GOAL OF THE EXERCISE -
In the records below, find the lines that include "PutOrderData" and copy each.

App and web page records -
···
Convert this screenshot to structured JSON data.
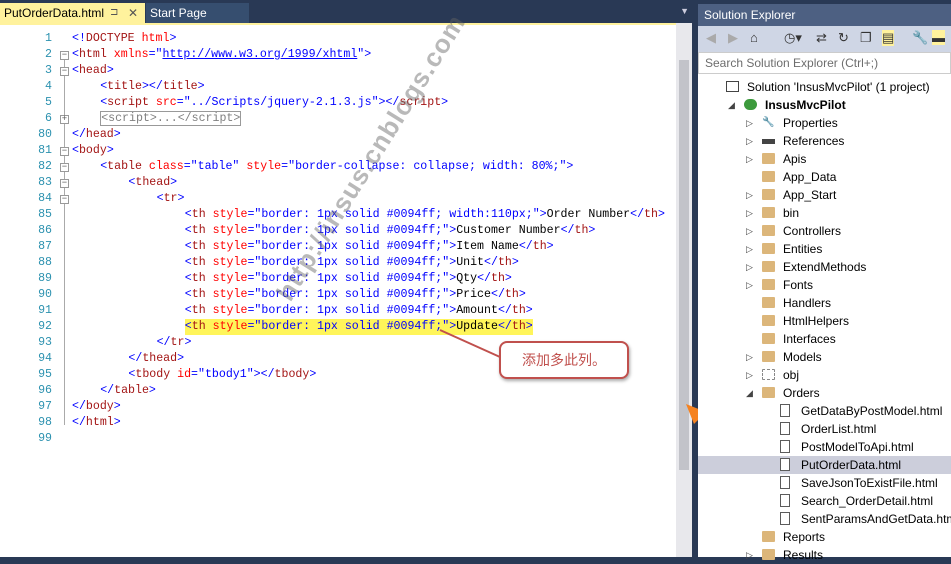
{
  "tabs": {
    "active": "PutOrderData.html",
    "pin": "⊐",
    "close": "✕",
    "inactive": "Start Page",
    "dropdown": "▼"
  },
  "code_lines": [
    {
      "n": "1",
      "fold": "",
      "indent": 0,
      "segs": [
        [
          "b",
          "<!"
        ],
        [
          "t",
          "DOCTYPE "
        ],
        [
          "a",
          "html"
        ],
        [
          "b",
          ">"
        ]
      ]
    },
    {
      "n": "2",
      "fold": "−",
      "indent": 0,
      "segs": [
        [
          "b",
          "<"
        ],
        [
          "t",
          "html "
        ],
        [
          "a",
          "xmlns"
        ],
        [
          "b",
          "=\""
        ],
        [
          "u",
          "http://www.w3.org/1999/xhtml"
        ],
        [
          "b",
          "\">"
        ]
      ]
    },
    {
      "n": "3",
      "fold": "−",
      "indent": 0,
      "segs": [
        [
          "b",
          "<"
        ],
        [
          "t",
          "head"
        ],
        [
          "b",
          ">"
        ]
      ]
    },
    {
      "n": "4",
      "fold": "",
      "indent": 1,
      "segs": [
        [
          "b",
          "<"
        ],
        [
          "t",
          "title"
        ],
        [
          "b",
          "></"
        ],
        [
          "t",
          "title"
        ],
        [
          "b",
          ">"
        ]
      ]
    },
    {
      "n": "5",
      "fold": "",
      "indent": 1,
      "segs": [
        [
          "b",
          "<"
        ],
        [
          "t",
          "script "
        ],
        [
          "a",
          "src"
        ],
        [
          "b",
          "=\""
        ],
        [
          "v",
          "../Scripts/jquery-2.1.3.js"
        ],
        [
          "b",
          "\"></"
        ],
        [
          "t",
          "script"
        ],
        [
          "b",
          ">"
        ]
      ]
    },
    {
      "n": "6",
      "fold": "+",
      "indent": 1,
      "segs": [
        [
          "coll",
          "<script>...</script>"
        ]
      ]
    },
    {
      "n": "80",
      "fold": "",
      "indent": 0,
      "segs": [
        [
          "b",
          "</"
        ],
        [
          "t",
          "head"
        ],
        [
          "b",
          ">"
        ]
      ]
    },
    {
      "n": "81",
      "fold": "−",
      "indent": 0,
      "segs": [
        [
          "b",
          "<"
        ],
        [
          "t",
          "body"
        ],
        [
          "b",
          ">"
        ]
      ]
    },
    {
      "n": "82",
      "fold": "−",
      "indent": 1,
      "segs": [
        [
          "b",
          "<"
        ],
        [
          "t",
          "table "
        ],
        [
          "a",
          "class"
        ],
        [
          "b",
          "=\""
        ],
        [
          "v",
          "table"
        ],
        [
          "b",
          "\" "
        ],
        [
          "a",
          "style"
        ],
        [
          "b",
          "=\""
        ],
        [
          "v",
          "border-collapse: collapse; width: 80%;"
        ],
        [
          "b",
          "\">"
        ]
      ]
    },
    {
      "n": "83",
      "fold": "−",
      "indent": 2,
      "segs": [
        [
          "b",
          "<"
        ],
        [
          "t",
          "thead"
        ],
        [
          "b",
          ">"
        ]
      ]
    },
    {
      "n": "84",
      "fold": "−",
      "indent": 3,
      "segs": [
        [
          "b",
          "<"
        ],
        [
          "t",
          "tr"
        ],
        [
          "b",
          ">"
        ]
      ]
    },
    {
      "n": "85",
      "fold": "",
      "indent": 4,
      "segs": [
        [
          "b",
          "<"
        ],
        [
          "t",
          "th "
        ],
        [
          "a",
          "style"
        ],
        [
          "b",
          "=\""
        ],
        [
          "v",
          "border: 1px solid #0094ff; width:110px;"
        ],
        [
          "b",
          "\">"
        ],
        [
          "p",
          "Order Number"
        ],
        [
          "b",
          "</"
        ],
        [
          "t",
          "th"
        ],
        [
          "b",
          ">"
        ]
      ]
    },
    {
      "n": "86",
      "fold": "",
      "indent": 4,
      "segs": [
        [
          "b",
          "<"
        ],
        [
          "t",
          "th "
        ],
        [
          "a",
          "style"
        ],
        [
          "b",
          "=\""
        ],
        [
          "v",
          "border: 1px solid #0094ff;"
        ],
        [
          "b",
          "\">"
        ],
        [
          "p",
          "Customer Number"
        ],
        [
          "b",
          "</"
        ],
        [
          "t",
          "th"
        ],
        [
          "b",
          ">"
        ]
      ]
    },
    {
      "n": "87",
      "fold": "",
      "indent": 4,
      "segs": [
        [
          "b",
          "<"
        ],
        [
          "t",
          "th "
        ],
        [
          "a",
          "style"
        ],
        [
          "b",
          "=\""
        ],
        [
          "v",
          "border: 1px solid #0094ff;"
        ],
        [
          "b",
          "\">"
        ],
        [
          "p",
          "Item Name"
        ],
        [
          "b",
          "</"
        ],
        [
          "t",
          "th"
        ],
        [
          "b",
          ">"
        ]
      ]
    },
    {
      "n": "88",
      "fold": "",
      "indent": 4,
      "segs": [
        [
          "b",
          "<"
        ],
        [
          "t",
          "th "
        ],
        [
          "a",
          "style"
        ],
        [
          "b",
          "=\""
        ],
        [
          "v",
          "border: 1px solid #0094ff;"
        ],
        [
          "b",
          "\">"
        ],
        [
          "p",
          "Unit"
        ],
        [
          "b",
          "</"
        ],
        [
          "t",
          "th"
        ],
        [
          "b",
          ">"
        ]
      ]
    },
    {
      "n": "89",
      "fold": "",
      "indent": 4,
      "segs": [
        [
          "b",
          "<"
        ],
        [
          "t",
          "th "
        ],
        [
          "a",
          "style"
        ],
        [
          "b",
          "=\""
        ],
        [
          "v",
          "border: 1px solid #0094ff;"
        ],
        [
          "b",
          "\">"
        ],
        [
          "p",
          "Qty"
        ],
        [
          "b",
          "</"
        ],
        [
          "t",
          "th"
        ],
        [
          "b",
          ">"
        ]
      ]
    },
    {
      "n": "90",
      "fold": "",
      "indent": 4,
      "segs": [
        [
          "b",
          "<"
        ],
        [
          "t",
          "th "
        ],
        [
          "a",
          "style"
        ],
        [
          "b",
          "=\""
        ],
        [
          "v",
          "border: 1px solid #0094ff;"
        ],
        [
          "b",
          "\">"
        ],
        [
          "p",
          "Price"
        ],
        [
          "b",
          "</"
        ],
        [
          "t",
          "th"
        ],
        [
          "b",
          ">"
        ]
      ]
    },
    {
      "n": "91",
      "fold": "",
      "indent": 4,
      "segs": [
        [
          "b",
          "<"
        ],
        [
          "t",
          "th "
        ],
        [
          "a",
          "style"
        ],
        [
          "b",
          "=\""
        ],
        [
          "v",
          "border: 1px solid #0094ff;"
        ],
        [
          "b",
          "\">"
        ],
        [
          "p",
          "Amount"
        ],
        [
          "b",
          "</"
        ],
        [
          "t",
          "th"
        ],
        [
          "b",
          ">"
        ]
      ]
    },
    {
      "n": "92",
      "fold": "",
      "indent": 4,
      "hl": true,
      "segs": [
        [
          "b",
          "<"
        ],
        [
          "t",
          "th "
        ],
        [
          "a",
          "style"
        ],
        [
          "b",
          "=\""
        ],
        [
          "v",
          "border: 1px solid #0094ff;"
        ],
        [
          "b",
          "\">"
        ],
        [
          "p",
          "Update"
        ],
        [
          "b",
          "</"
        ],
        [
          "t",
          "th"
        ],
        [
          "b",
          ">"
        ]
      ]
    },
    {
      "n": "93",
      "fold": "",
      "indent": 3,
      "segs": [
        [
          "b",
          "</"
        ],
        [
          "t",
          "tr"
        ],
        [
          "b",
          ">"
        ]
      ]
    },
    {
      "n": "94",
      "fold": "",
      "indent": 2,
      "segs": [
        [
          "b",
          "</"
        ],
        [
          "t",
          "thead"
        ],
        [
          "b",
          ">"
        ]
      ]
    },
    {
      "n": "95",
      "fold": "",
      "indent": 2,
      "segs": [
        [
          "b",
          "<"
        ],
        [
          "t",
          "tbody "
        ],
        [
          "a",
          "id"
        ],
        [
          "b",
          "=\""
        ],
        [
          "v",
          "tbody1"
        ],
        [
          "b",
          "\"></"
        ],
        [
          "t",
          "tbody"
        ],
        [
          "b",
          ">"
        ]
      ]
    },
    {
      "n": "96",
      "fold": "",
      "indent": 1,
      "segs": [
        [
          "b",
          "</"
        ],
        [
          "t",
          "table"
        ],
        [
          "b",
          ">"
        ]
      ]
    },
    {
      "n": "97",
      "fold": "",
      "indent": 0,
      "segs": [
        [
          "b",
          "</"
        ],
        [
          "t",
          "body"
        ],
        [
          "b",
          ">"
        ]
      ]
    },
    {
      "n": "98",
      "fold": "",
      "indent": 0,
      "segs": [
        [
          "b",
          "</"
        ],
        [
          "t",
          "html"
        ],
        [
          "b",
          ">"
        ]
      ]
    },
    {
      "n": "99",
      "fold": "",
      "indent": 0,
      "segs": []
    }
  ],
  "callout": "添加多此列。",
  "watermark": "http://insus.cnblogs.com",
  "solution_explorer": {
    "title": "Solution Explorer",
    "search_placeholder": "Search Solution Explorer (Ctrl+;)",
    "tree": [
      {
        "label": "Solution 'InsusMvcPilot' (1 project)",
        "level": 0,
        "icon": "solution",
        "exp": ""
      },
      {
        "label": "InsusMvcPilot",
        "level": 1,
        "icon": "project",
        "exp": "◢",
        "bold": true
      },
      {
        "label": "Properties",
        "level": 2,
        "icon": "wrench",
        "exp": "▷"
      },
      {
        "label": "References",
        "level": 2,
        "icon": "references",
        "exp": "▷"
      },
      {
        "label": "Apis",
        "level": 2,
        "icon": "folder",
        "exp": "▷"
      },
      {
        "label": "App_Data",
        "level": 2,
        "icon": "folder",
        "exp": ""
      },
      {
        "label": "App_Start",
        "level": 2,
        "icon": "folder",
        "exp": "▷"
      },
      {
        "label": "bin",
        "level": 2,
        "icon": "folder",
        "exp": "▷"
      },
      {
        "label": "Controllers",
        "level": 2,
        "icon": "folder",
        "exp": "▷"
      },
      {
        "label": "Entities",
        "level": 2,
        "icon": "folder",
        "exp": "▷"
      },
      {
        "label": "ExtendMethods",
        "level": 2,
        "icon": "folder",
        "exp": "▷"
      },
      {
        "label": "Fonts",
        "level": 2,
        "icon": "folder",
        "exp": "▷"
      },
      {
        "label": "Handlers",
        "level": 2,
        "icon": "folder",
        "exp": ""
      },
      {
        "label": "HtmlHelpers",
        "level": 2,
        "icon": "folder",
        "exp": ""
      },
      {
        "label": "Interfaces",
        "level": 2,
        "icon": "folder",
        "exp": ""
      },
      {
        "label": "Models",
        "level": 2,
        "icon": "folder",
        "exp": "▷"
      },
      {
        "label": "obj",
        "level": 2,
        "icon": "folder-dashed",
        "exp": "▷"
      },
      {
        "label": "Orders",
        "level": 2,
        "icon": "folder",
        "exp": "◢"
      },
      {
        "label": "GetDataByPostModel.html",
        "level": 3,
        "icon": "file",
        "exp": ""
      },
      {
        "label": "OrderList.html",
        "level": 3,
        "icon": "file",
        "exp": ""
      },
      {
        "label": "PostModelToApi.html",
        "level": 3,
        "icon": "file",
        "exp": ""
      },
      {
        "label": "PutOrderData.html",
        "level": 3,
        "icon": "file",
        "exp": "",
        "selected": true
      },
      {
        "label": "SaveJsonToExistFile.html",
        "level": 3,
        "icon": "file",
        "exp": ""
      },
      {
        "label": "Search_OrderDetail.html",
        "level": 3,
        "icon": "file",
        "exp": ""
      },
      {
        "label": "SentParamsAndGetData.html",
        "level": 3,
        "icon": "file",
        "exp": ""
      },
      {
        "label": "Reports",
        "level": 2,
        "icon": "folder",
        "exp": ""
      },
      {
        "label": "Results",
        "level": 2,
        "icon": "folder",
        "exp": "▷"
      }
    ]
  },
  "colors": {
    "accent": "#fff29d",
    "callout": "#c0504d",
    "arrow": "#f58220"
  }
}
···
ANSWER BOX -
    "active": "PutOrderData.html",
        "label": "PutOrderData.html",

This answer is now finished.